Last night we dragged our sore, tired, weekend warrior bodies to the fireworks. This was the first year that Hunter really wanted to go and seeing as we have made him go every year up to now because we wanted to go it only seemed fair.
The fireworks weren't slated to start until 10:30 but we wanted to get there early enough to secure a good spot so we arrived around 10:00. We found a great spot, spread out the blanket, folded up the stroller and got comfortable. Five minutes later Julia started whimpering. Knee bounces and airplanes appeased her for fifteen minutes or so but then the fact that she was exhausted and unable to sleep with all the action around got the better of her and she began to cry. Since holding her wasn't really comforting her, I took her for a little walk.

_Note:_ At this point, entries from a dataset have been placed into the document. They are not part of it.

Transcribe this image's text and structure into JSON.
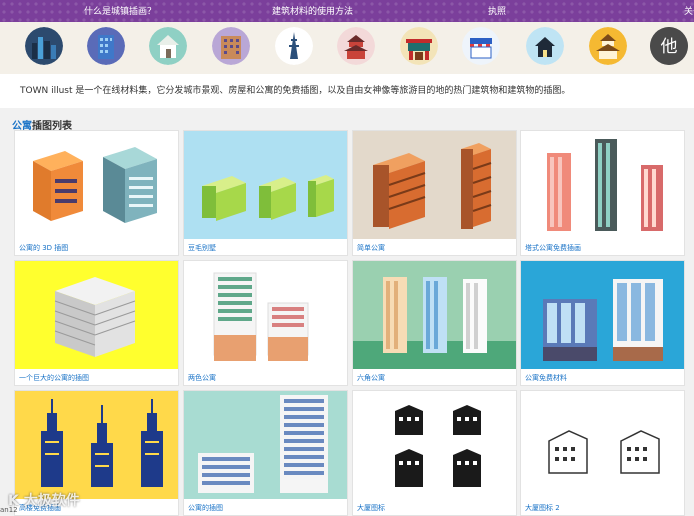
{
  "nav": {
    "items": [
      "什么是城镇插画？",
      "建筑材料的使用方法",
      "执照",
      "关于"
    ]
  },
  "categories": [
    {
      "icon": "city-skyline-icon"
    },
    {
      "icon": "office-building-icon"
    },
    {
      "icon": "house-icon"
    },
    {
      "icon": "apartment-icon"
    },
    {
      "icon": "tower-icon"
    },
    {
      "icon": "temple-icon"
    },
    {
      "icon": "shrine-gate-icon"
    },
    {
      "icon": "shop-icon"
    },
    {
      "icon": "dark-house-icon"
    },
    {
      "icon": "castle-icon"
    },
    {
      "icon": "other-icon",
      "label": "他"
    }
  ],
  "intro": {
    "text": "TOWN illust 是一个在线材料集，它分发城市景观、房屋和公寓的免费插图，以及自由女神像等旅游目的地的热门建筑物和建筑物的插图。"
  },
  "section": {
    "highlight": "公寓",
    "title": "插图列表"
  },
  "cards": [
    {
      "caption": "公寓的 3D 插图"
    },
    {
      "caption": "豆毛别墅"
    },
    {
      "caption": "简单公寓"
    },
    {
      "caption": "塔式公寓免费插画"
    },
    {
      "caption": "一个巨大的公寓的插图"
    },
    {
      "caption": "两色公寓"
    },
    {
      "caption": "六角公寓"
    },
    {
      "caption": "公寓免费材料"
    },
    {
      "caption": "高楼免费插画"
    },
    {
      "caption": "公寓的插图"
    },
    {
      "caption": "大厦图标"
    },
    {
      "caption": "大厦图标 2"
    }
  ],
  "watermark": {
    "text": "K 大极软件",
    "sub": "an12"
  },
  "colors": {
    "nav_bg": "#7b3f9b",
    "link": "#1a73c7"
  }
}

As I walked further and further away from the fantastic vantage point we had secured by arriving early, I started to grumble to myself - why does the Mum always have to be the one to leave when the show is about to start, and why didn't I just send Jason and Hutner to start with if I was going to have to spend the time comforting a tired baby anyway? I was fully expecting that my newly-calmed baby would start wailing once the fireworks began because Hunter never failed to cry when they started - he would be wonderfully happy until that first cracking sound then the tears would begin (or, later, the I want to go homes). I was thinking that this was the first year that Hunter wouldn't be scared when they started but it would be another four years before Julia wasn't scared when they started and that maybe we would have been smarter if we had spaced them closer together.
When the fireworks started with their usual bang Julia stared at the sky in quiet wonder. A few more cracks lighting up the sky and a smile erupted on her face. Then a giggle. I was now holding my spellbound baby thinking just how much better fireworks are with kids. Even though I could hear the odd adult grumble about how lame they were or how much they cost, most of the grumbles were drowned out by the sounds of kids gasping, clapping, and asking the person nearest them if they had seen that. My own grumbles quieted and were replaced with gratitude and a hope that when Hunter is too old to see the wonder in fireworks (if he gets too old to see the wonder in fireworks) we'll have four more years of wonder with Julia.
When they finished, I couldn't wait to find Hunter and Jason to share with them how much Julia had enjoyed her first fireworks show (now feeling like I had gotten a really good deal having to go for the walk after all). When I found them, Hunter excitedly told me how he and Jason had yelled "ka-pow!!" every time the fireworks cracked and had gotten some of the kids sitting near by to do it too. Hunter asked me if I had seen the various types of fireworks, and told me that the triangle ones were his favourite. It was obvious that Hunter had really enjoyed the fireworks for the first time this year. I wondered about the kapows so Jason explained that Hunter had been a little scared and asked to go home when they started so Jason convinced him to start yelling "kapow" every time they cracked - that way the noise wouldn't be scary.
I can hardly wait until next year when there will be Hunter's anticipation at the memory of the fireworks, and four of us yelling "ka-pow!!"